● **Requirement**
Write out all of the records precisely. Skip anything that is a picture.
(Dataset)
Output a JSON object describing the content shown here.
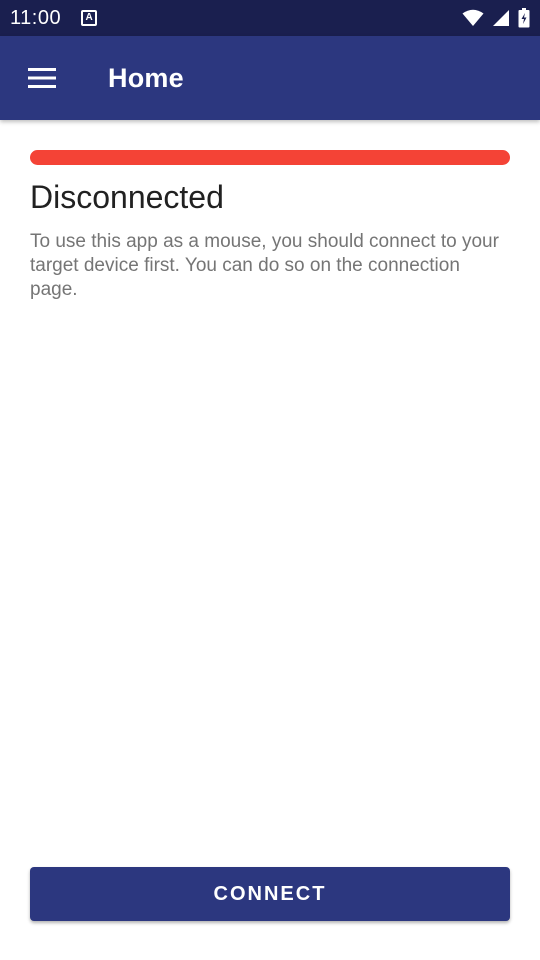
{
  "status_bar": {
    "time": "11:00",
    "notification_icon": "a-notification-icon",
    "notification_letter": "A",
    "icons": [
      "wifi-icon",
      "signal-icon",
      "battery-charging-icon"
    ]
  },
  "app_bar": {
    "menu_icon": "hamburger-menu-icon",
    "title": "Home"
  },
  "connection": {
    "indicator_color": "#f44336",
    "title": "Disconnected",
    "description": "To use this app as a mouse, you should connect to your target device first. You can do so on the connection page."
  },
  "actions": {
    "connect_label": "CONNECT"
  },
  "colors": {
    "status_bar": "#1a1f4f",
    "primary": "#2c377f",
    "error": "#f44336"
  }
}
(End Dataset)
● **Solution**
Output a JSON object describing the content shown here.
{
  "status_bar": {
    "time": "11:00",
    "notification_icon": "a-notification-icon",
    "notification_letter": "A",
    "icons": [
      "wifi-icon",
      "signal-icon",
      "battery-charging-icon"
    ]
  },
  "app_bar": {
    "menu_icon": "hamburger-menu-icon",
    "title": "Home"
  },
  "connection": {
    "indicator_color": "#f44336",
    "title": "Disconnected",
    "description": "To use this app as a mouse, you should connect to your target device first. You can do so on the connection page."
  },
  "actions": {
    "connect_label": "CONNECT"
  },
  "colors": {
    "status_bar": "#1a1f4f",
    "primary": "#2c377f",
    "error": "#f44336"
  }
}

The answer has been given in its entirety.